Dataset content:
== Segment start ==
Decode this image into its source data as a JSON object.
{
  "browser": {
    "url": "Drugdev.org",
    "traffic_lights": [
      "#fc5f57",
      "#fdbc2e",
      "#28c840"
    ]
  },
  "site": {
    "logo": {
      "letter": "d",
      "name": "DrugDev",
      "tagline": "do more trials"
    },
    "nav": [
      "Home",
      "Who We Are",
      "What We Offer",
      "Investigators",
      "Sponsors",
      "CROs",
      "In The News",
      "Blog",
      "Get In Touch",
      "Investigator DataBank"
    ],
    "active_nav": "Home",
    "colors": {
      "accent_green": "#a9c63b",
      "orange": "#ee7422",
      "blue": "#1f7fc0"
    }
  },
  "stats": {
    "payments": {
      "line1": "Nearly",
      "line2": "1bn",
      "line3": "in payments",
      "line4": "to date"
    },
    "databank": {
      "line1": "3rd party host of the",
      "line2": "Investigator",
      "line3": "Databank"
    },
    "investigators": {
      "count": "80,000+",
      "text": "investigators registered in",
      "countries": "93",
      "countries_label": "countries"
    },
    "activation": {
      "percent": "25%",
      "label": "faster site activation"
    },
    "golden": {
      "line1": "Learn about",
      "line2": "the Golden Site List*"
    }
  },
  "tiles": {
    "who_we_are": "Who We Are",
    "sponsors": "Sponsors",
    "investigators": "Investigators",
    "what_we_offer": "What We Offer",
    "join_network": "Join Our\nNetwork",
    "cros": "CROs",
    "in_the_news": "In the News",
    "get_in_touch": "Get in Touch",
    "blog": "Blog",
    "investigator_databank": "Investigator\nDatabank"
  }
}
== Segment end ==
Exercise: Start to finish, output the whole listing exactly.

Exercise output:
Decode this image into its source data as a JSON object.
{
  "browser": {
    "url": "Drugdev.org",
    "traffic_lights": [
      "#fc5f57",
      "#fdbc2e",
      "#28c840"
    ]
  },
  "site": {
    "logo": {
      "letter": "d",
      "name": "DrugDev",
      "tagline": "do more trials"
    },
    "nav": [
      "Home",
      "Who We Are",
      "What We Offer",
      "Investigators",
      "Sponsors",
      "CROs",
      "In The News",
      "Blog",
      "Get In Touch",
      "Investigator DataBank"
    ],
    "active_nav": "Home",
    "colors": {
      "accent_green": "#a9c63b",
      "orange": "#ee7422",
      "blue": "#1f7fc0"
    }
  },
  "stats": {
    "payments": {
      "line1": "Nearly",
      "line2": "1bn",
      "line3": "in payments",
      "line4": "to date"
    },
    "databank": {
      "line1": "3rd party host of the",
      "line2": "Investigator",
      "line3": "Databank"
    },
    "investigators": {
      "count": "80,000+",
      "text": "investigators registered in",
      "countries": "93",
      "countries_label": "countries"
    },
    "activation": {
      "percent": "25%",
      "label": "faster site activation"
    },
    "golden": {
      "line1": "Learn about",
      "line2": "the Golden Site List*"
    }
  },
  "tiles": {
    "who_we_are": "Who We Are",
    "sponsors": "Sponsors",
    "investigators": "Investigators",
    "what_we_offer": "What We Offer",
    "join_network": "Join Our\nNetwork",
    "cros": "CROs",
    "in_the_news": "In the News",
    "get_in_touch": "Get in Touch",
    "blog": "Blog",
    "investigator_databank": "Investigator\nDatabank"
  }
}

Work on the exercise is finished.